Task goal:
Among the lines below, return each one that contains the word "this".

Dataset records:

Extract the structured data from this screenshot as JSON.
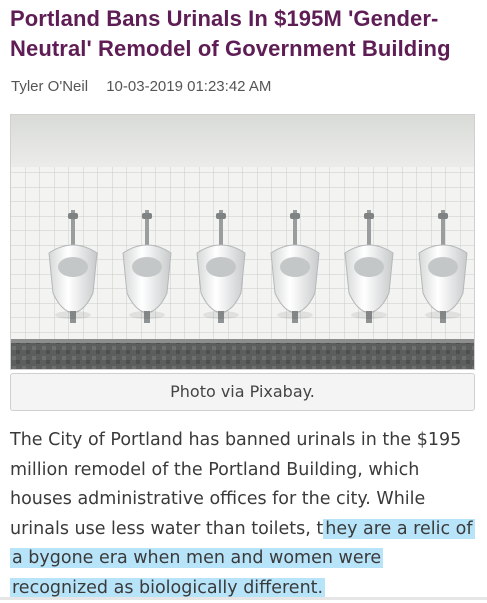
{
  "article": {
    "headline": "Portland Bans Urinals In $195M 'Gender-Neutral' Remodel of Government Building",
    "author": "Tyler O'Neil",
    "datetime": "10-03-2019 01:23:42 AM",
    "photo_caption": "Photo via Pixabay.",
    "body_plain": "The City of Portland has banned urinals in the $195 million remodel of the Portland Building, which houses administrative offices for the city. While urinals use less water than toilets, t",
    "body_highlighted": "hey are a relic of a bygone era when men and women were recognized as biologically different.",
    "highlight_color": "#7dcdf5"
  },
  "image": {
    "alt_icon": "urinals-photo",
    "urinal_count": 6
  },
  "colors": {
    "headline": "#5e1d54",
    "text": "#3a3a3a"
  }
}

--

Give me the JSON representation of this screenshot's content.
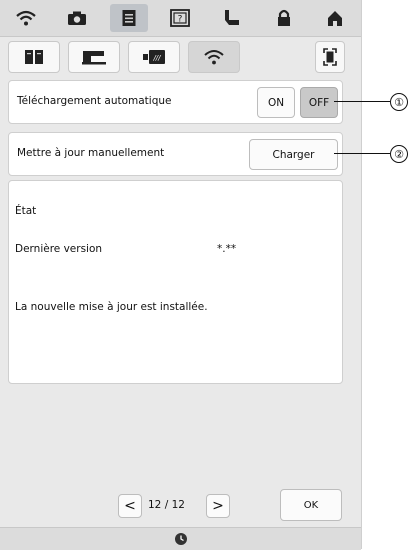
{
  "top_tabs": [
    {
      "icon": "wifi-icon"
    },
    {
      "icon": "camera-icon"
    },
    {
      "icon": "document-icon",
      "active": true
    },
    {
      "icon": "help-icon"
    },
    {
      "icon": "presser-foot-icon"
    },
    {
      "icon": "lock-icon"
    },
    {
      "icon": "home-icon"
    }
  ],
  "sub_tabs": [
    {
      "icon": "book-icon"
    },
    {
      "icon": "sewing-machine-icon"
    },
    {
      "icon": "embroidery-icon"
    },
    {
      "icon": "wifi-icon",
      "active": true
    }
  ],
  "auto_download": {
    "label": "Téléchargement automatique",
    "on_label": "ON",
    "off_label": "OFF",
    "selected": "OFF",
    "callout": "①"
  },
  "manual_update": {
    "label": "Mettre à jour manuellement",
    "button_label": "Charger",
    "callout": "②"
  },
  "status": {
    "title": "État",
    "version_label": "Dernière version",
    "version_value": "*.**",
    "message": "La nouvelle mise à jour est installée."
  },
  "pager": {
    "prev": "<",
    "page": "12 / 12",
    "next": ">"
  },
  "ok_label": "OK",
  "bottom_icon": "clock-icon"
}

Output:
Extract the structured data from this screenshot as JSON.
Give me the JSON representation of this screenshot's content.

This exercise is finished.